Eddie has many fond memories of church members he’s encountered over the years. Bob Adcock was part of the team that hired him, and Eddie always enjoyed working with him. Another familiar name is Bob Oliver, Paige Daniel’s late father, who chaired the Personnel Committee. “We’d have a meeting every once in a while and he’d say, ‘Keep doing what you’re doing—no one’s complaining,” Eddie remembered. For the most part, Eddie had very little interaction with committee chairs. “Bill Jab was the boss,” he says. “Everything was his decision.” As the years went by, things changed, and Eddie reported more often to the chair of the Property Committee.

Eddie remembers that at Christmas time, he and Carol Casler, Peggy Wadley’s mother, would get out a ladder and pick mistletoe from a tree on the church property every year so that she could send it to her daughter in Wisconsin. It’s just one example of what so many of us have appreciated about Eddie over the years—the way that he goes the extra mile for anyone who needed it. “Whatever could help make somebody’s day easier,” he says humbly.

He also remembers with affection and appreciation all the volunteers who’ve helped him along the way, especially the “Tuesday Guys,” a group through which many have rotated over the years, but which started, Eddie says, when George Feild retired from Lockheed and began to tinker around the church. Soon he was joined by others, including George Archer (who is still here every Tuesday!), Jerry Moody, and the late Tom Vaden.

Eddie says the vandalism in January of 2017, when a man broke into the Education Building and did hundreds of thousands of dollars worth of damage, was unsettling. “I’m in that building alone a lot,” he says. As pastor, I remember after the vandalism running into a lot of church people who would ask me if Eddie was okay. They knew how often he was here and were more concerned for Eddie’s safety than for the building.

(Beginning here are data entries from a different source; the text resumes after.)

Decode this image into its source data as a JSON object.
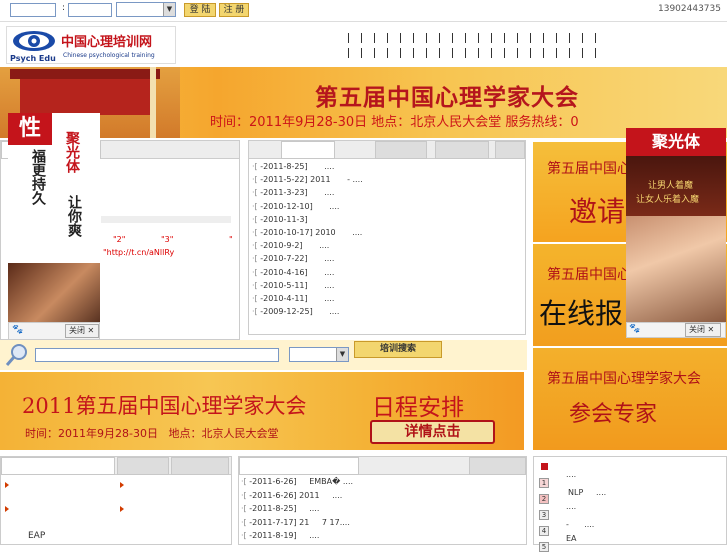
{
  "topbar": {
    "separator": ":",
    "login_label": "登 陆",
    "register_label": "注 册",
    "phone": "13902443735"
  },
  "logo": {
    "en": "Psych Edu",
    "cn": "中国心理培训网",
    "tagline": "Chinese psychological training"
  },
  "banner": {
    "title": "第五届中国心理学家大会",
    "subtitle": "时间：2011年9月28-30日 地点：北京人民大会堂 服务热线：0"
  },
  "left_ad": {
    "badge": "性",
    "line1": "聚光体",
    "line2": "福更持久",
    "line3": "让你爽",
    "close": "关闭"
  },
  "left_panel": {
    "quote2": "\"2\"",
    "quote3": "\"3\"",
    "dot": "\"",
    "link": "\"http://t.cn/aNllRy"
  },
  "news_list": [
    {
      "date": "-2011-8-25]",
      "text": "...."
    },
    {
      "date": "-2011-5-22] 2011",
      "text": "- ...."
    },
    {
      "date": "-2011-3-23]",
      "text": "...."
    },
    {
      "date": "-2010-12-10]",
      "text": "...."
    },
    {
      "date": "-2010-11-3]",
      "text": ""
    },
    {
      "date": "-2010-10-17] 2010",
      "text": "...."
    },
    {
      "date": "-2010-9-2]",
      "text": "...."
    },
    {
      "date": "-2010-7-22]",
      "text": "...."
    },
    {
      "date": "-2010-4-16]",
      "text": "...."
    },
    {
      "date": "-2010-5-11]",
      "text": "...."
    },
    {
      "date": "-2010-4-11]",
      "text": "...."
    },
    {
      "date": "-2009-12-25]",
      "text": "...."
    }
  ],
  "search": {
    "button": "培训搜索"
  },
  "banner2": {
    "title": "2011第五届中国心理学家大会",
    "schedule": "日程安排",
    "info": "时间：2011年9月28-30日   地点：北京人民大会堂",
    "detail_button": "详情点击"
  },
  "right_column": {
    "box1_title": "第五届中国心",
    "box1_big": "邀请",
    "box2_title": "第五届中国心",
    "box2_big": "在线报",
    "box3_title": "第五届中国心理学家大会",
    "box3_big": "参会专家"
  },
  "right_ad": {
    "title": "聚光体",
    "line1": "让男人着魔",
    "line2": "让女人乐着入魔",
    "close": "关闭"
  },
  "bottom_left": {
    "item_eap": "EAP"
  },
  "bottom_list": [
    {
      "date": "-2011-6-26]",
      "text": "EMBA�  ...."
    },
    {
      "date": "-2011-6-26] 2011",
      "text": "...."
    },
    {
      "date": "-2011-8-25]",
      "text": "...."
    },
    {
      "date": "-2011-7-17]  21",
      "text": "7 17...."
    },
    {
      "date": "-2011-8-19]",
      "text": "...."
    }
  ],
  "bottom_right": {
    "items": [
      "....",
      "NLP     ....",
      "....",
      "-      ....",
      "EA"
    ],
    "nums": [
      "1",
      "2",
      "3",
      "4",
      "5"
    ]
  },
  "colors": {
    "brand_red": "#c4141b",
    "banner_orange": "#f5a62e",
    "search_bg": "#fff3cf"
  }
}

As Eddie leaves, he is appreciative of the church and all the friends he’s made here over the years. “Thank everybody for everything they’ve done for me,” Eddie says. Almost everybody in this congregation could say the same thing back to you, Eddie, tenfold. We are grateful to God that you’ve blessed us all these years and wish you Godspeed in your retirement!


If you have any pictures of Eddie that you’d like used for a good-bye slide show on March 3, we ask that you get them to us by Wednesday, February 27th. If you can send them to us digitally, that’s best: please send them to But feel free to bring hard copies as well to the office and give them to our administrator, Anne Barrett.

Facilities Supervisor Search Team Has Begun Its Work

The session has authorized the formation of a Facilities Supervisor Search Team comprised of chairman Eduardo Calderon and Elder Walker Armistead, representing the Property Committee; Elder Molly Hale and Nancy Ricker, representing the Personnel Committee; Charlotte Ray; and Kurt Anderson. Rev. Ritsch and Elder Bill Curtis, chair of Personnel, serve as ex officio. They have developed a job description and a salary and benefits package, approved by session, and have begun advertising in the Star-Telegram,, and the air base, among other places. The goal is to begin interviews by the last week of February and to have someone in place as soon as possible in March.

However, there’s no guarantee that it will happen that quickly. It is our hope that we can manage without having to hire an interim sexton. Clean Slate, the cleaning service from the Presbyterian Night Shelter who take care of our housekeeping, will continue its work. Eduardo Calderon has developed a calendar of activities, placed in the church office, for volunteers to do necessary work around the church. In addition, some folks have volunteered to do particular jobs while we’re between sextons and many committees have stepped up to do work that affects their focus area. We ask that if you participate in any activity in the church building that each group take responsibility for their own set-up and clean up until the new person is in place. It’s a good opportunity to know what it is you need for your events. In that way you can train our new sexton how to do the jobs you need done.